**Dataset entries:**

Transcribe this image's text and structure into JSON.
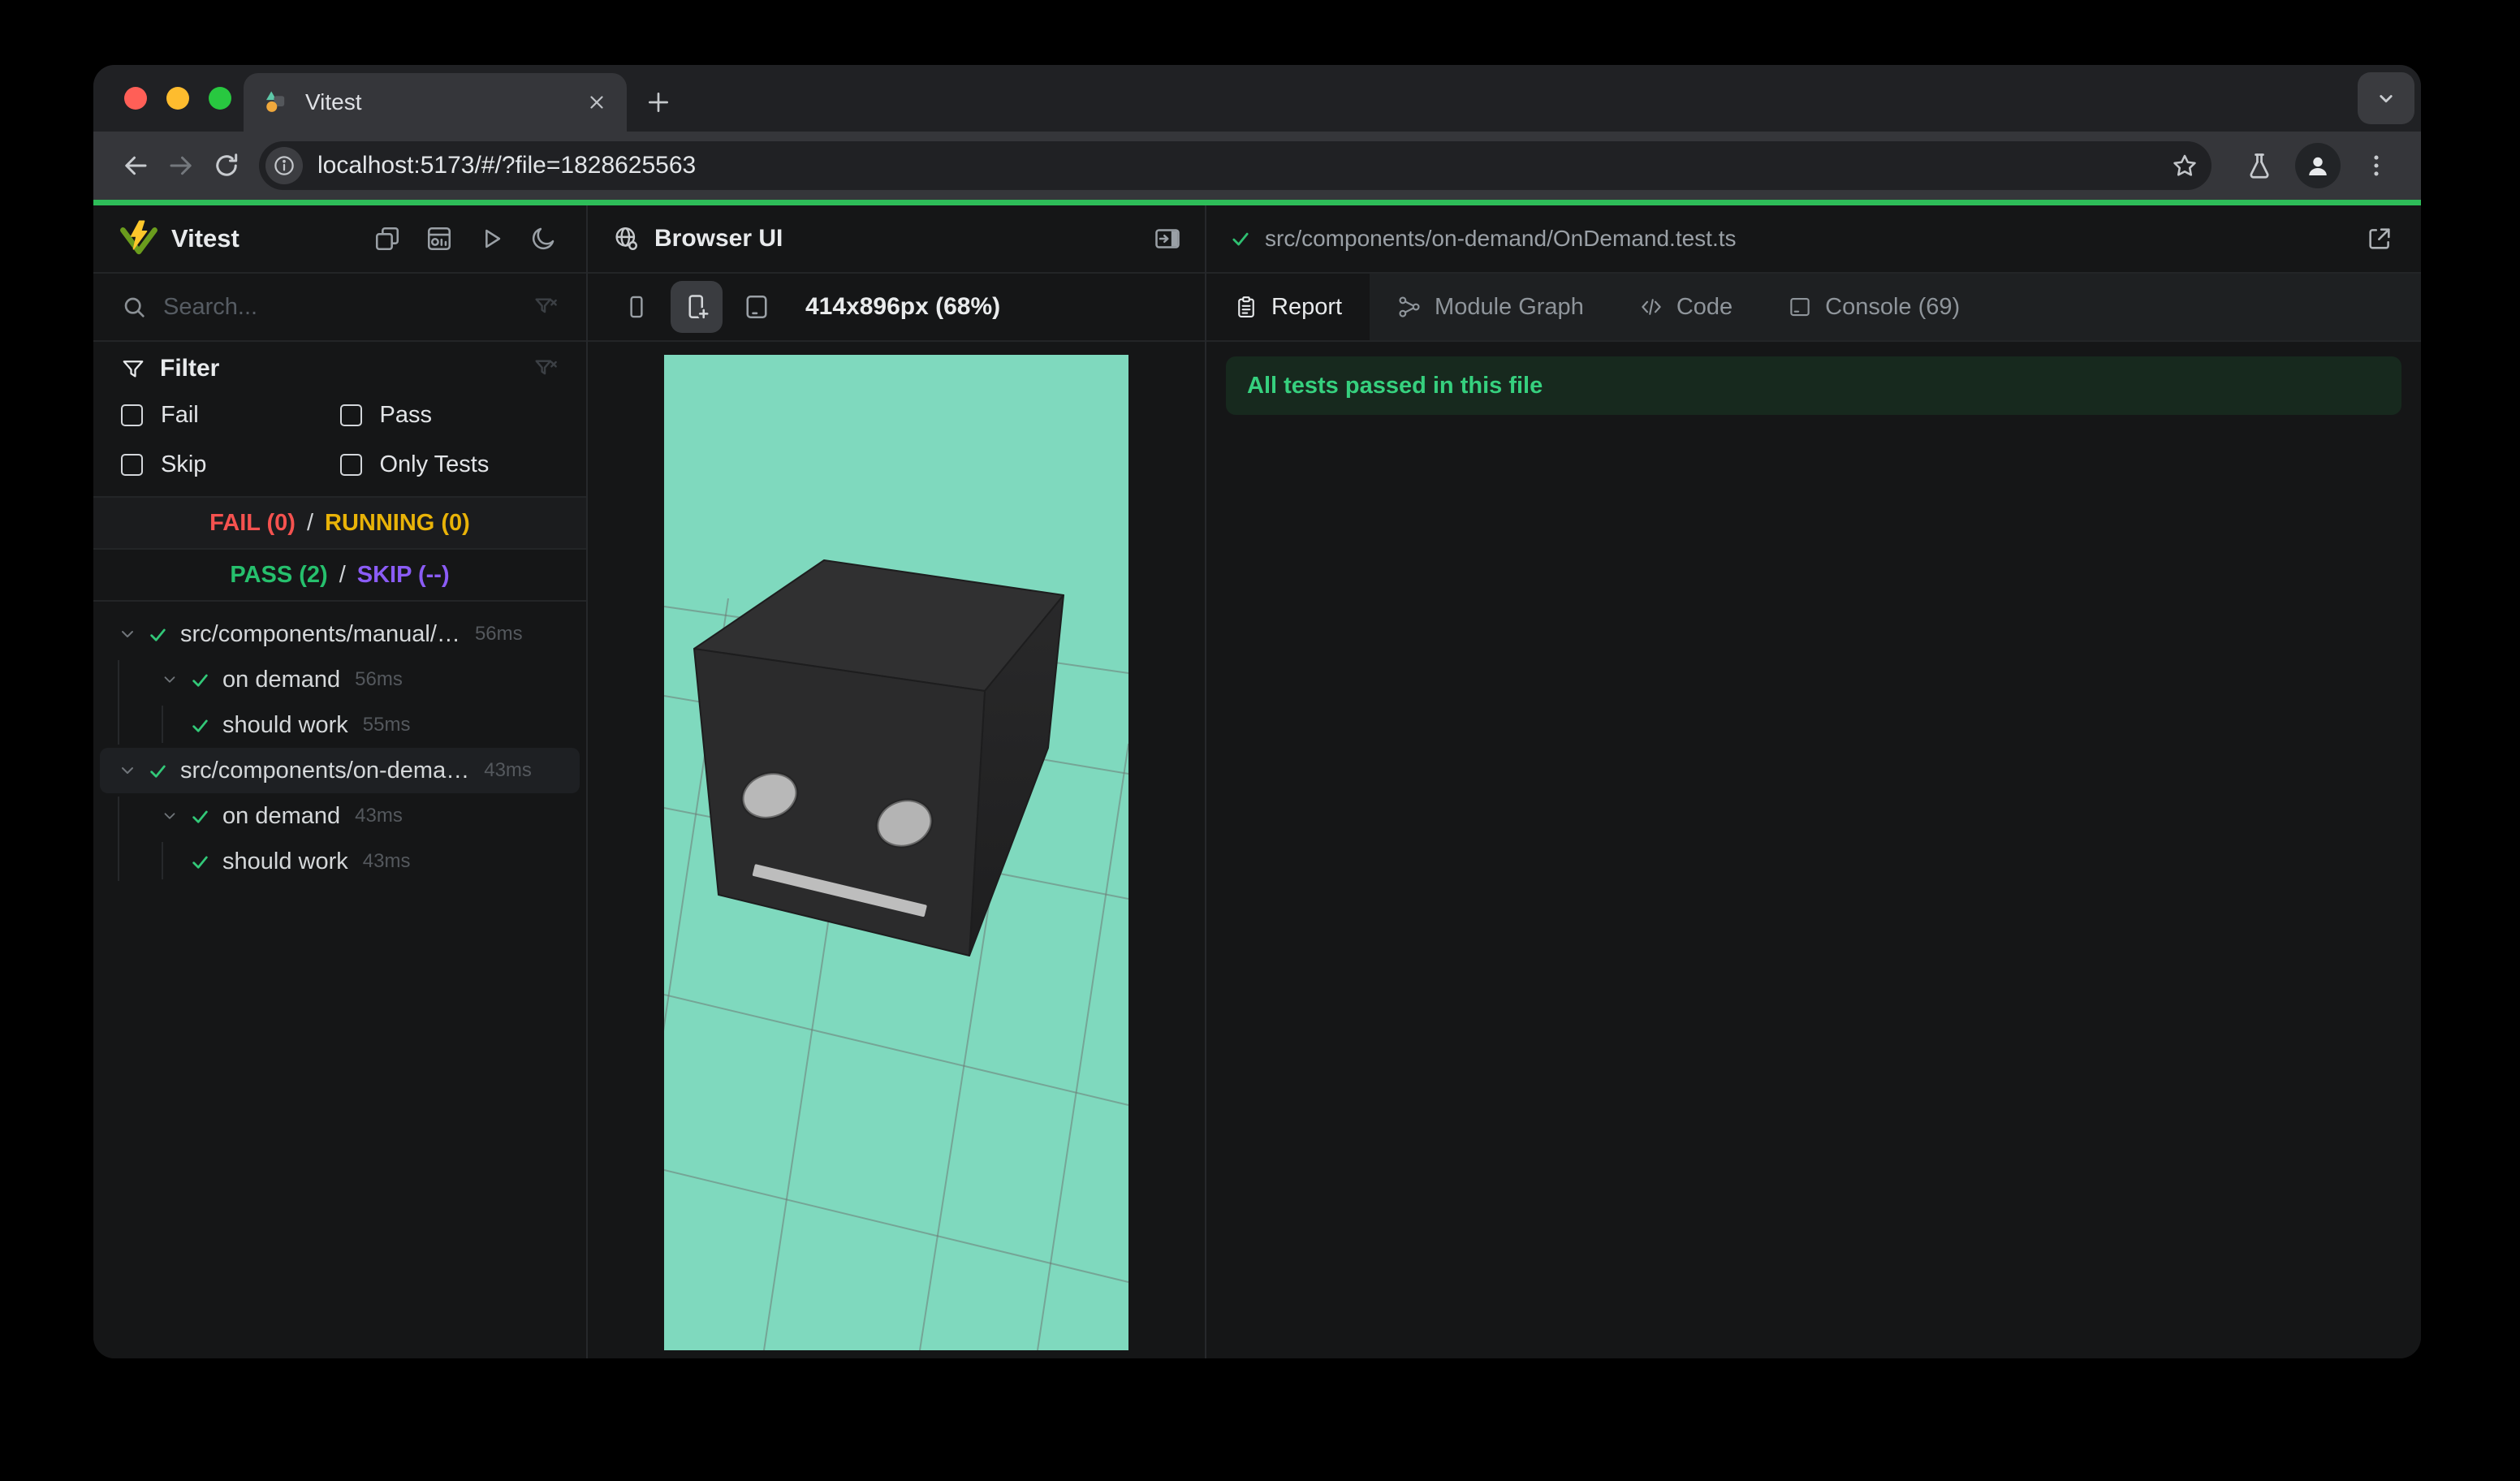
{
  "colors": {
    "accent_green": "#2ebd59",
    "viewport_mint": "#7fd9be",
    "fail_red": "#f5524f",
    "running_yellow": "#e9b308",
    "pass_green": "#26c06d",
    "skip_purple": "#8b5cf6",
    "tree_check_green": "#32c878",
    "banner_bg": "#17291e",
    "banner_text": "#36d07e"
  },
  "browser": {
    "tab_title": "Vitest",
    "url": "localhost:5173/#/?file=1828625563"
  },
  "sidebar": {
    "title": "Vitest",
    "search_placeholder": "Search...",
    "filter": {
      "title": "Filter",
      "options": [
        {
          "label": "Fail",
          "checked": false
        },
        {
          "label": "Pass",
          "checked": false
        },
        {
          "label": "Skip",
          "checked": false
        },
        {
          "label": "Only Tests",
          "checked": false
        }
      ]
    },
    "status": {
      "fail": "FAIL (0)",
      "running": "RUNNING (0)",
      "pass": "PASS (2)",
      "skip": "SKIP (--)",
      "sep": "/"
    },
    "tree": [
      {
        "label": "src/components/manual/…",
        "duration": "56ms",
        "level": 0,
        "type": "file"
      },
      {
        "label": "on demand",
        "duration": "56ms",
        "level": 1,
        "type": "suite"
      },
      {
        "label": "should work",
        "duration": "55ms",
        "level": 2,
        "type": "test"
      },
      {
        "label": "src/components/on-dema…",
        "duration": "43ms",
        "level": 0,
        "type": "file",
        "selected": true
      },
      {
        "label": "on demand",
        "duration": "43ms",
        "level": 1,
        "type": "suite"
      },
      {
        "label": "should work",
        "duration": "43ms",
        "level": 2,
        "type": "test"
      }
    ]
  },
  "browser_panel": {
    "title": "Browser UI",
    "dimensions": "414x896px (68%)"
  },
  "report_panel": {
    "file": "src/components/on-demand/OnDemand.test.ts",
    "tabs": [
      {
        "label": "Report",
        "active": true
      },
      {
        "label": "Module Graph",
        "active": false
      },
      {
        "label": "Code",
        "active": false
      },
      {
        "label": "Console (69)",
        "active": false
      }
    ],
    "banner": "All tests passed in this file"
  }
}
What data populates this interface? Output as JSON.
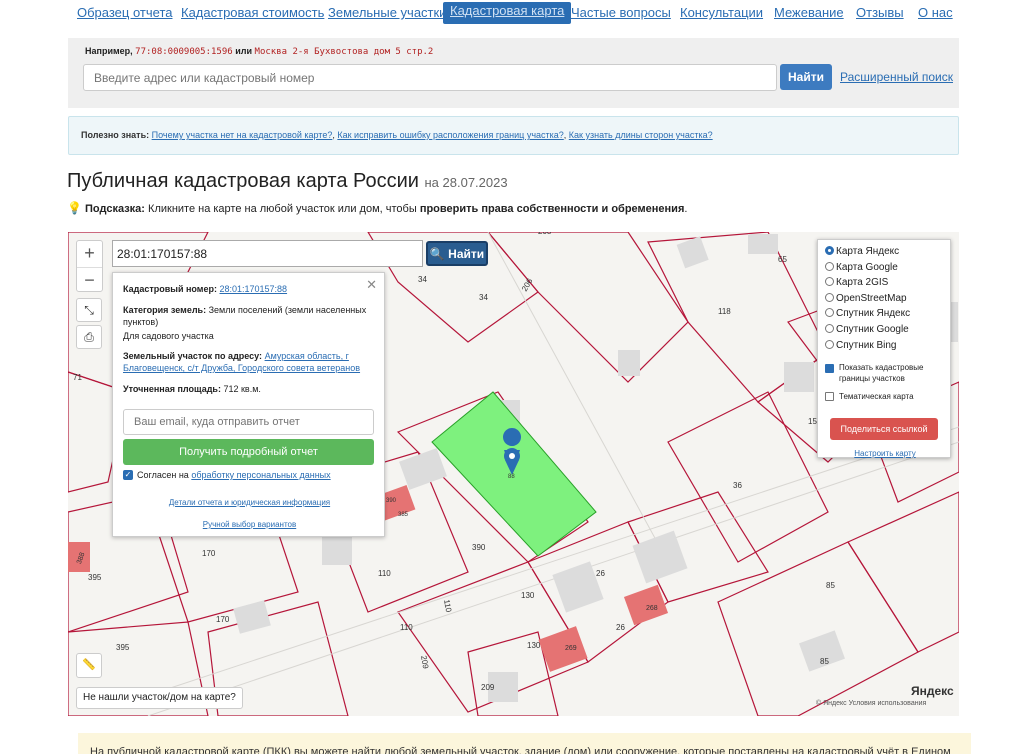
{
  "nav": {
    "items": [
      "Образец отчета",
      "Кадастровая стоимость",
      "Земельные участки",
      "Кадастровая карта",
      "Частые вопросы",
      "Консультации",
      "Межевание",
      "Отзывы",
      "О нас"
    ]
  },
  "search": {
    "example_prefix": "Например,",
    "example_code": "77:08:0009005:1596",
    "example_or": "или",
    "example_addr": "Москва 2-я Бухвостова дом 5 стр.2",
    "placeholder": "Введите адрес или кадастровый номер",
    "button": "Найти",
    "advanced": "Расширенный поиск"
  },
  "useful": {
    "label": "Полезно знать:",
    "links": [
      "Почему участка нет на кадастровой карте?",
      "Как исправить ошибку расположения границ участка?",
      "Как узнать длины сторон участка?"
    ]
  },
  "title": {
    "main": "Публичная кадастровая карта России",
    "date": "на 28.07.2023"
  },
  "hint": {
    "label": "Подсказка:",
    "text": "Кликните на карте на любой участок или дом, чтобы",
    "bold": "проверить права собственности и обременения",
    "end": "."
  },
  "map": {
    "search_value": "28:01:170157:88",
    "search_button": "Найти",
    "popup": {
      "cadastral_label": "Кадастровый номер:",
      "cadastral_value": "28:01:170157:88",
      "category_label": "Категория земель:",
      "category_value": "Земли поселений (земли населенных пунктов)",
      "use_value": "Для садового участка",
      "address_label": "Земельный участок по адресу:",
      "address_value": "Амурская область, г Благовещенск, с/т Дружба, Городского совета ветеранов",
      "area_label": "Уточненная площадь:",
      "area_value": "712 кв.м.",
      "email_placeholder": "Ваш email, куда отправить отчет",
      "report_button": "Получить подробный отчет",
      "consent_text": "Согласен на",
      "consent_link": "обработку персональных данных",
      "details_link": "Детали отчета и юридическая информация",
      "manual_link": "Ручной выбор вариантов"
    },
    "layers": {
      "options": [
        "Карта Яндекс",
        "Карта Google",
        "Карта 2GIS",
        "OpenStreetMap",
        "Спутник Яндекс",
        "Спутник Google",
        "Спутник Bing"
      ],
      "selected": "Карта Яндекс",
      "show_borders": "Показать кадастровые границы участков",
      "thematic": "Тематическая карта",
      "share_button": "Поделиться ссылкой",
      "configure": "Настроить карту"
    },
    "not_found": "Не нашли участок/дом на карте?",
    "logo": "Яндекс",
    "copyright": "© Яндекс  Условия использования",
    "labels": [
      "208",
      "34",
      "34",
      "206",
      "65",
      "118",
      "71",
      "15",
      "88",
      "36",
      "390",
      "395",
      "170",
      "170",
      "110",
      "110",
      "110",
      "130",
      "130",
      "26",
      "26",
      "268",
      "269",
      "209",
      "209",
      "395",
      "85",
      "85",
      "390",
      "385",
      "388"
    ]
  },
  "footer": {
    "text": "На публичной кадастровой карте (ПКК) вы можете найти любой земельный участок, здание (дом) или сооружение, которые поставлены на кадастровый учёт в Едином"
  },
  "colors": {
    "link": "#2a6db3",
    "parcel_highlight": "#7ef17e",
    "parcel_border": "#b5163a",
    "building_red": "#e57373"
  }
}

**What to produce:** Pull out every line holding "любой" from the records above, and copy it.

**Final answer:**
    "text": "Кликните на карте на любой участок или дом, чтобы",
    "text": "На публичной кадастровой карте (ПКК) вы можете найти любой земельный участок, здание (дом) или сооружение, которые поставлены на кадастровый учёт в Едином"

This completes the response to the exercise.